Chapter Summary

INTRODUCTION TO JUDGES

The title of this book in the Hebrew copies is Sepher Shophetim, the Book of Judges; but the Syriac and Arabic interpreters call it,

``the Book of the Judges of the Children of Israel;''

and the Septuagint only Judges; so called, not because it was written by them, though some think it was compiled out of annals and diaries kept by them; but it seems to be the work of one person only: the true reason of its name is, because it treats of the judges of Israel, gives an account of their lives and actions, and especially such as concerned their office; which office was different from that of kings, and seems only to have been occasional, and chiefly lay in delivering the people out of the hands of their enemies, when oppressed, distressed, or carried captive by them; in protecting them in the enjoyment of their country, rights, and liberties; in leading out their armies against their enemies when needful; and in settling differences, judging law suits, and administering justice. The government of the nation, during their time, was a theocracy. It is not certain who was the penman of this book; some ascribe it to King Hezekiah, others to Ezra; but the Jewish writers {a} are generally of opinion that it was written by Samuel, which is most likely, who was the last of the judges; and it seems plainly to be written before the times of David, us appears from a speech of Joab, 2Sa 11:21; and from some passages in Ps 68:8,9 Ps 97:5, which seem to refer or allude to Jud 5:4,5; and from Jerusalem being called Jebus, which shows it to be inhabited by the Jebusites in the time of the writer of this book, whereas it was taken out of their hands by David; besides, Samuel himself refers to the annals of this book; 1Sa 12:9-11; and from whose testimonies, as well as from others in the New Testament, there is no doubt to be made of its being genuine and authentic, and written by divine inspiration; as is evident from the use the Apostle Paul, and the author of the epistle to the Hebrews, have made of it, Ac 13:20, Heb 11:32; it is useful as an history, and without which the history of the people of Israel would not be complete; it containing an account of all their judges, excepting the two last, Eli and Samuel, of whom an account is given in the following books, and of some facts incidental to those times, related in an appendix at the end of it, concerning the idol of Micah, and the war of Benjamin; and furnishes out many useful moral observations concerning God's displeasure at sin in his own people Israel, and his corrections for it; and about his providential care of them in raising up for them deliverers in their time of need, as well as points at various virtues and excellencies in great and good men, worthy of imitation.
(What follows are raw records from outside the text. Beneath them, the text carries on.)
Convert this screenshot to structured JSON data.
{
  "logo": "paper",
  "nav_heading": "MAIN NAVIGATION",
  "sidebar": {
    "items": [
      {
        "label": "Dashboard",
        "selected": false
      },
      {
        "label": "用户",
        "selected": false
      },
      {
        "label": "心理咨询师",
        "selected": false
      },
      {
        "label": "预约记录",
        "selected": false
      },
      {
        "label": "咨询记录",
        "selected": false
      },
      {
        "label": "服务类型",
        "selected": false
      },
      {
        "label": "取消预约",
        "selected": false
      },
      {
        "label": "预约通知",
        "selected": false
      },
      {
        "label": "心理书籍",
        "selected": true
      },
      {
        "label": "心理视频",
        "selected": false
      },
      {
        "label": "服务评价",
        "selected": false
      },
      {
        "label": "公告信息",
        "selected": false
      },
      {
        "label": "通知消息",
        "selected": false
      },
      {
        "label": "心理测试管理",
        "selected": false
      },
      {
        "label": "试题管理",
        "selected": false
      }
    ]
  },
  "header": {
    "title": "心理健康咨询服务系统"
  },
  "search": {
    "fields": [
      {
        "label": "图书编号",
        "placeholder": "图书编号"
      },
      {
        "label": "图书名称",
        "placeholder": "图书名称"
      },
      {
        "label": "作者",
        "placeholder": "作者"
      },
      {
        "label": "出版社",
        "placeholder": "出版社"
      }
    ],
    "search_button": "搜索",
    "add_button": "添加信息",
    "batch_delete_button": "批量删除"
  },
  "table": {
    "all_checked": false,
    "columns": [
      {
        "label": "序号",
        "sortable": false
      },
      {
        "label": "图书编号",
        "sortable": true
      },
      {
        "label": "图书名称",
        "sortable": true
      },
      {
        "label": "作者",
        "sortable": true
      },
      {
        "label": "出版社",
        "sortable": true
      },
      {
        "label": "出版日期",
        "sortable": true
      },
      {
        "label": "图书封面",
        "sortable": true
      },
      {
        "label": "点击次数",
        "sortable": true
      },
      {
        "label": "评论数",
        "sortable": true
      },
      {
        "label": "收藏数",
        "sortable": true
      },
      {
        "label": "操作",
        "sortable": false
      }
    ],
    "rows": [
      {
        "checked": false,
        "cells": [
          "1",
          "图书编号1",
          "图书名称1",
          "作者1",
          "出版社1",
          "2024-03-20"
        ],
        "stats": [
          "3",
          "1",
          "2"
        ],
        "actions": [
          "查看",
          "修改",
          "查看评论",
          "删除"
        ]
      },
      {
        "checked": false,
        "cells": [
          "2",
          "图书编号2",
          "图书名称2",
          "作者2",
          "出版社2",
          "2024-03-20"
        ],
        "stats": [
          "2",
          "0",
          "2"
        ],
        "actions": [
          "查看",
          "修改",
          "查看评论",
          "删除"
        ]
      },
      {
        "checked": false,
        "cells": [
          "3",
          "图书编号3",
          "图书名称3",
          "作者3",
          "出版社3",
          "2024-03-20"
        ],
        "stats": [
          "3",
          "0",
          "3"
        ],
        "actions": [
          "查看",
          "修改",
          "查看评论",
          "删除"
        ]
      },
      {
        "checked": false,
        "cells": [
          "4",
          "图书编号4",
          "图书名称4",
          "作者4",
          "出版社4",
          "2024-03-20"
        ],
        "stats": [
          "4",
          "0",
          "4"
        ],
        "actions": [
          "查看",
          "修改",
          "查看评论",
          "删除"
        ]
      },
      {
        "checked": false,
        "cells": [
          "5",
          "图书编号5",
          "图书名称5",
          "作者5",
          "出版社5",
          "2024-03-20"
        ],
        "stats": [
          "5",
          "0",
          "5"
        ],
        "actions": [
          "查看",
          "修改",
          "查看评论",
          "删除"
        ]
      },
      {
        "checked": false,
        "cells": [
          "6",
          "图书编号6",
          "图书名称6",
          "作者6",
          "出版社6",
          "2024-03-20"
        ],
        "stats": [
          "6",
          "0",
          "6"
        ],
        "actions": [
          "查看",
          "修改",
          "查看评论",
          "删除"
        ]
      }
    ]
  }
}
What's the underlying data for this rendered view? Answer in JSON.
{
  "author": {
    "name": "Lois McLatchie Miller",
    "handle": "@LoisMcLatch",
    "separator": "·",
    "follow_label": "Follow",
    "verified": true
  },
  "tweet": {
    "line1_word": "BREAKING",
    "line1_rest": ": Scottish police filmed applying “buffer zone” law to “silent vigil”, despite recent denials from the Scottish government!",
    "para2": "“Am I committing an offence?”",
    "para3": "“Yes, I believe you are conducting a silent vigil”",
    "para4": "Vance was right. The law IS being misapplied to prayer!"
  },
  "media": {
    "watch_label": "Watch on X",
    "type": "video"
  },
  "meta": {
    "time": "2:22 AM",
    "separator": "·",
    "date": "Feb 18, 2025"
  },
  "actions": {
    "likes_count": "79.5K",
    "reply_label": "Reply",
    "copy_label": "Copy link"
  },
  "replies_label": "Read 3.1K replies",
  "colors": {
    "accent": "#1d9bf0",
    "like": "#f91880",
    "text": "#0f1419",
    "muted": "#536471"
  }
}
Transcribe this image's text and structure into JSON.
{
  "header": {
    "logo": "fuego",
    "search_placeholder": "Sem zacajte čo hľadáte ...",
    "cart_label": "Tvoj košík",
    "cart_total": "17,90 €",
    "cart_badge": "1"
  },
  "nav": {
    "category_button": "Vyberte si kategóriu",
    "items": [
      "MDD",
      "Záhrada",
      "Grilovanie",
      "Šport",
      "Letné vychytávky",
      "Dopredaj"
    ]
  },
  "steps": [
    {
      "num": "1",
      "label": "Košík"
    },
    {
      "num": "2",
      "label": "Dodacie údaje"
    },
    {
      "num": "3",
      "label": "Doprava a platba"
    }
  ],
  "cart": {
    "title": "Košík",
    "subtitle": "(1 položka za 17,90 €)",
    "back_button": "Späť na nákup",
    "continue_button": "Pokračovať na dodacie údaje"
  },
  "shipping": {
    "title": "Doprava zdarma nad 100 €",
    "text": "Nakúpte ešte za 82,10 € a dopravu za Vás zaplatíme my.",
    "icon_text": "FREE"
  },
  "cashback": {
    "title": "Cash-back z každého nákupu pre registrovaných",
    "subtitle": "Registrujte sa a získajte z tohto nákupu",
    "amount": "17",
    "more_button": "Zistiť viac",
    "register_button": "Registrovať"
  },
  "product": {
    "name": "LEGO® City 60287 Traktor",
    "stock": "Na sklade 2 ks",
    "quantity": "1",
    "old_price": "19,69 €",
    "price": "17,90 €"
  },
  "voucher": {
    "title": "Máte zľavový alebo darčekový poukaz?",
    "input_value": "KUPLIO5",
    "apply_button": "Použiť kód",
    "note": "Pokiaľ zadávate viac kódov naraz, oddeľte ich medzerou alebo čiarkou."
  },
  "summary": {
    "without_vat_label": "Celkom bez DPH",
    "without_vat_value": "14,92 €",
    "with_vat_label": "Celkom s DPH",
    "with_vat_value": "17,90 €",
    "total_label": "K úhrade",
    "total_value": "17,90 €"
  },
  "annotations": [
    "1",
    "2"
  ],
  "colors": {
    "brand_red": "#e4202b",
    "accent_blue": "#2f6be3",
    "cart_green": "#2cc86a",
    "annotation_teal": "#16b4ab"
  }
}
It contains, according to Piscator, Dr. Lightfoot, and others, an history of two hundred ninety and nine years.

\\INTRODUCTION TO JUDGES 1\\

The children of Israel, after Joshua's death, inquiring of the Lord which tribes should first go up against the remaining Canaanites, Judah is ordered to go up, who with Simeon did, Jud 1:1-3; and had success against the Canaanites under Adonibezek, whom they brought to Jerusalem Jud 1:4-8; and against the Canaanites in Hebron, Debir, Zephath, Hormah, Gaza, Ashkelon, and Ekron, Jud 1:9-20; the Benjamites had not such good success as Judah against the Jebusites in Jerusalem, Jud 1:21; nor as the house of Joseph had against Bethel, Jud 1:22-26; nor could the tribes of Manasseh, Ephraim, Zebulun, Asher, and Naphtali, drive out the Canaanites from several places which belonged unto them, though many of them became their tributaries, Jud 1:27-33; and as for the Amorites, they were too powerful for the tribe of Dan, though some of them became tributaries to the house of Joseph, Jud 1:34-36.

{a} T. Bab. Bava Bathra, fol. 14. 2.

Judges 1 Commentaries